» YOUR ASSIGNMENT:
From the records that follow, copy every line that contains the word "will".

[DATA EXCERPTS]

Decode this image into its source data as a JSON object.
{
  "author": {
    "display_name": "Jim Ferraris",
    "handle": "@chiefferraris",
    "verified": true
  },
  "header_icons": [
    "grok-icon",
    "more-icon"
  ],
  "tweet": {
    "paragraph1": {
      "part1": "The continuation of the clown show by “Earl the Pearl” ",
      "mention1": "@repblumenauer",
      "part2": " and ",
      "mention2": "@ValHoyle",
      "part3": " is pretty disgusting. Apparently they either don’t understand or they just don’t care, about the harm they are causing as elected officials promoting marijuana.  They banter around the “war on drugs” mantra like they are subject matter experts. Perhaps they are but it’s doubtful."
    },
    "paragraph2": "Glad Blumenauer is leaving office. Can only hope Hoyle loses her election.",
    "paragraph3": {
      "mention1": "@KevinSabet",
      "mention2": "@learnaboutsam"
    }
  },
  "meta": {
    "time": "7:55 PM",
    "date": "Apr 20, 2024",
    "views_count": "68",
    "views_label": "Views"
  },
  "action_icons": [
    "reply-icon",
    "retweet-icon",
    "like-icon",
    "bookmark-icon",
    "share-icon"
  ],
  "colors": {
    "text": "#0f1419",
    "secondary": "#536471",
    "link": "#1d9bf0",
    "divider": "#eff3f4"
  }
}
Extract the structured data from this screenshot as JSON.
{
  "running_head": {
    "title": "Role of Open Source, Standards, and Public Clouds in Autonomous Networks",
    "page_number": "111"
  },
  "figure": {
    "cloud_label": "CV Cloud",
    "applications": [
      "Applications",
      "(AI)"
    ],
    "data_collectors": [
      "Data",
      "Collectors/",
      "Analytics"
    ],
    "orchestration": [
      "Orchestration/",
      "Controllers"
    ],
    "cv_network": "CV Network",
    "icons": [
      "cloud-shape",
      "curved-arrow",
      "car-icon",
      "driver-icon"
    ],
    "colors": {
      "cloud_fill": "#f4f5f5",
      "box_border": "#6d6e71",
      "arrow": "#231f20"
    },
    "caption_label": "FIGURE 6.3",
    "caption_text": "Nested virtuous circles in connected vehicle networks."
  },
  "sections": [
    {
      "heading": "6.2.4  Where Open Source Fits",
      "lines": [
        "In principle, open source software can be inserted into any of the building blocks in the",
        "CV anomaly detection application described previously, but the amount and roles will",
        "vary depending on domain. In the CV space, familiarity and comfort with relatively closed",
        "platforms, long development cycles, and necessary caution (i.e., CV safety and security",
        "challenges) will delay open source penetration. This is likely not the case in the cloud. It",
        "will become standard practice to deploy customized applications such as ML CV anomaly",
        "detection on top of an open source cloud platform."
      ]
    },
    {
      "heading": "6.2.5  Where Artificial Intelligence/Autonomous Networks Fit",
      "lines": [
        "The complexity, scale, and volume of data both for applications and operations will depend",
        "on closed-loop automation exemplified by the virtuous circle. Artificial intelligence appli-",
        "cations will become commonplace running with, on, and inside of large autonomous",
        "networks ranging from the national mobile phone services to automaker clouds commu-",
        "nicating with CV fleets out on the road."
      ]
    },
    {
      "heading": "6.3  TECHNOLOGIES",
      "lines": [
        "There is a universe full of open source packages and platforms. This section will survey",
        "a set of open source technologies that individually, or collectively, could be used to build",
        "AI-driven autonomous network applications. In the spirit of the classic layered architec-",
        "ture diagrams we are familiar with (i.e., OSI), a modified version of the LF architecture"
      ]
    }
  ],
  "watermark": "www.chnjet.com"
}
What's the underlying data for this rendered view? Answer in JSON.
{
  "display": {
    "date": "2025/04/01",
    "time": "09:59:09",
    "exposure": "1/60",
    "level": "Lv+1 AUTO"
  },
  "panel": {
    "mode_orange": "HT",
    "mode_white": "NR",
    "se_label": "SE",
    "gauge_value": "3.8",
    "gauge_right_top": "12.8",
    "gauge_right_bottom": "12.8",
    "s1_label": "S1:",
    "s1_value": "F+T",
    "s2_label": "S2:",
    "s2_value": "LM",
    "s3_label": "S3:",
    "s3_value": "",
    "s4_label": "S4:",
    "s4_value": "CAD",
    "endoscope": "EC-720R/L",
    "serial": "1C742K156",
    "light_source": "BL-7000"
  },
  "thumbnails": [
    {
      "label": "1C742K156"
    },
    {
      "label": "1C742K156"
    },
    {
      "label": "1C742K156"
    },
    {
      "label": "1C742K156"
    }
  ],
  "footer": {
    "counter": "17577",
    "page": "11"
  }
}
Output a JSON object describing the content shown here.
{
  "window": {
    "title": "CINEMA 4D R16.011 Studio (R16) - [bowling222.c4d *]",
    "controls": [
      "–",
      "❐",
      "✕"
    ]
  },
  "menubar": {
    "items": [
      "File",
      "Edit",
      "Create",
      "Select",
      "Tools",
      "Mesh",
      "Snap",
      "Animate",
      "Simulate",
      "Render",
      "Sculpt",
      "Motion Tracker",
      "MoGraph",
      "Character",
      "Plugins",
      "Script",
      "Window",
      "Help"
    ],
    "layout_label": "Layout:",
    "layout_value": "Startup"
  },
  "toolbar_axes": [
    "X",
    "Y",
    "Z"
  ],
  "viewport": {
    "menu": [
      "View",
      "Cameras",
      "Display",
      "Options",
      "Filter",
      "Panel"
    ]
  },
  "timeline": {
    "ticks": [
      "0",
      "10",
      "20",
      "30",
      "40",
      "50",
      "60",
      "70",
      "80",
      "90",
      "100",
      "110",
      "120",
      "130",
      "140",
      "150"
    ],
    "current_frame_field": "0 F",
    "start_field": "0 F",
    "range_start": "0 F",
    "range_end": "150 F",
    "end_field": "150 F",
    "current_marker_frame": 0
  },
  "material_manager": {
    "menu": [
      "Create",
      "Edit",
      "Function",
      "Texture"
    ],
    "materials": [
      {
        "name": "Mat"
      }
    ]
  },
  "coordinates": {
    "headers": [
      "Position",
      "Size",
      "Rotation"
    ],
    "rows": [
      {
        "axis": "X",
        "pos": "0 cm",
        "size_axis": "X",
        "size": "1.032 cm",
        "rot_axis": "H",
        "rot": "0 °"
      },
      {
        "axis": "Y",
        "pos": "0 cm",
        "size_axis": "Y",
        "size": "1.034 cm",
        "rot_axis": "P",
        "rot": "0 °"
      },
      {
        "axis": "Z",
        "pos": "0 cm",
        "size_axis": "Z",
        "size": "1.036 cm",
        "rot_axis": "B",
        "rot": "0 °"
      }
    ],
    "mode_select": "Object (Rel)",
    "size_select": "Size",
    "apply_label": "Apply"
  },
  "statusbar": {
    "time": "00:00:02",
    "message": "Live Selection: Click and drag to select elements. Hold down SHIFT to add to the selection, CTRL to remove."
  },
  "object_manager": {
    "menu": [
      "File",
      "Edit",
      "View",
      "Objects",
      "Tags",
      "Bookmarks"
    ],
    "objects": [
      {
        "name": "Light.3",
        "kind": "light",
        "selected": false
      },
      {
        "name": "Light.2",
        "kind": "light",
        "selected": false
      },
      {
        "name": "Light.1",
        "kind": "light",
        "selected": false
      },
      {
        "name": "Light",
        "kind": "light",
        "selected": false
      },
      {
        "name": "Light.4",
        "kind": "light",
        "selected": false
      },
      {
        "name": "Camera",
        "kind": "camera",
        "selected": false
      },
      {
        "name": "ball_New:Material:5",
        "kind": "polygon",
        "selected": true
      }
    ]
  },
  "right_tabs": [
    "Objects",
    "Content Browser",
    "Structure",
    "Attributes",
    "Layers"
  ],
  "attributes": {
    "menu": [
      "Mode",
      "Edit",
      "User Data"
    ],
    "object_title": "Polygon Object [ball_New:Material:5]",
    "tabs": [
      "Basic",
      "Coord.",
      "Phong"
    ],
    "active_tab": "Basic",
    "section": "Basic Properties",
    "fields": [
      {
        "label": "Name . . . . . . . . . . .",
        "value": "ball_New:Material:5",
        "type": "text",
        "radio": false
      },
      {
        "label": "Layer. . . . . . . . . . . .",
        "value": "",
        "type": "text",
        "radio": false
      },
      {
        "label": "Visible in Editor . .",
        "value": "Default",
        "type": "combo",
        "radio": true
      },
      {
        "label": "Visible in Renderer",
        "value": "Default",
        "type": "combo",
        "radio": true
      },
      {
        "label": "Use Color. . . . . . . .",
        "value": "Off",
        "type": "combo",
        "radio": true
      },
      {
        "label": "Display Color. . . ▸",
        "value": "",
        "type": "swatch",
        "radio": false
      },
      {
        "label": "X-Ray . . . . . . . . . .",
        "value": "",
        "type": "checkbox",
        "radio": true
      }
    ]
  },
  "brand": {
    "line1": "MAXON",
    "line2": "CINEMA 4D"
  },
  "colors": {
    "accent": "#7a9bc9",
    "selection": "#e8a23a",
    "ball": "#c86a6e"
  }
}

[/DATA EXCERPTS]

» SOLUTION FOR THIS PROBLEM:
        "CV anomaly detection application described previously, but the amount and roles will",
        "challenges) will delay open source penetration. This is likely not the case in the cloud. It",
        "will become standard practice to deploy customized applications such as ML CV anomaly",
        "The complexity, scale, and volume of data both for applications and operations will depend",
        "cations will become commonplace running with, on, and inside of large autonomous",
        "There is a universe full of open source packages and platforms. This section will survey",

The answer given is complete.